The report names products from Hospira, Inc., Medtronic, Inc., and St. Jude Medical, Inc. as being under review.

Citing an unnamed senior official at the U.S. Department of Homeland Security (DHS), Reuters reported on Wednesday that the agency is investigating roughly 24 cases of suspected vulnerabilities in medical devices and hospital equipment.

Other unnamed individuals familiar with the investigations told Reuters that the DHS' Industrial Control Systems Cyber Emergency Response Team (ICS-CERT) is reviewing products that include an infusion pump from Hospira, Inc. and implantable heart devices from Medtronic, Inc. and St. Jude Medical, Inc.

Those sources are unaware of any incidents involving patients being attacked through these devices, but there is concern that attackers could remotely access the devices and potentially threaten lives, the report indicates.

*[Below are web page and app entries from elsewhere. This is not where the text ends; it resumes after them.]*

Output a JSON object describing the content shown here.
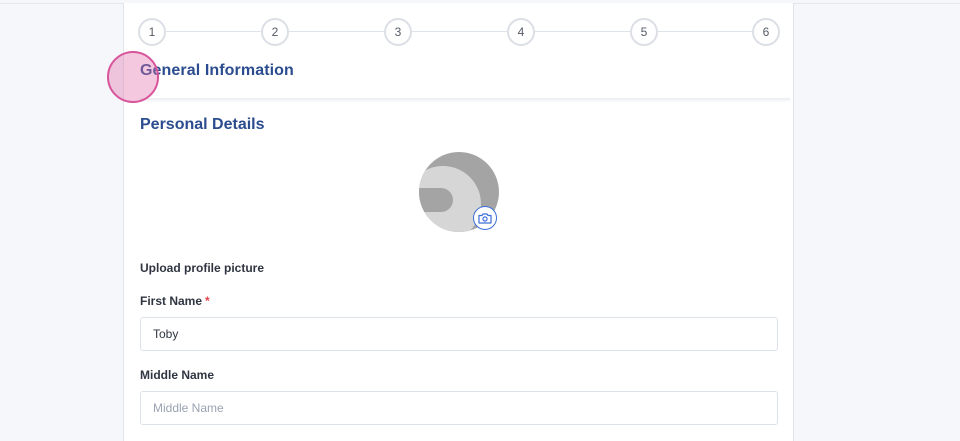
{
  "stepper": {
    "steps": [
      "1",
      "2",
      "3",
      "4",
      "5",
      "6"
    ]
  },
  "section": {
    "title": "General Information"
  },
  "subsection": {
    "title": "Personal Details"
  },
  "profile": {
    "upload_label": "Upload profile picture"
  },
  "form": {
    "first_name": {
      "label": "First Name",
      "required_mark": "*",
      "value": "Toby"
    },
    "middle_name": {
      "label": "Middle Name",
      "value": "",
      "placeholder": "Middle Name"
    }
  },
  "colors": {
    "heading": "#2b4c8e",
    "accent": "#3d6fd9",
    "required": "#e0444c",
    "cursor_highlight": "#d8559b"
  },
  "icons": {
    "avatar": "default-avatar-icon",
    "camera": "camera-icon"
  }
}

In a statement emailed to SCMagazine.com on Wednesday, S.Y. Lee, a DHS spokesperson, wrote that ICS-CERT works directly with medical device manufacturers, health care professionals and facilities “to investigate and address cyber vulnerabilities,” but Lee did respond to specific questions regarding these investigations.

“DHS actively collaborates with public and private sector partners every day to identify and reduce adverse impacts on the nation's critical cyber systems,” Lee wrote in the statement.

Hospira, Medtronic and St. Jude Medical did not immediately return requests for comments, but SCMagazine.com will update this story as soon as new information is made available.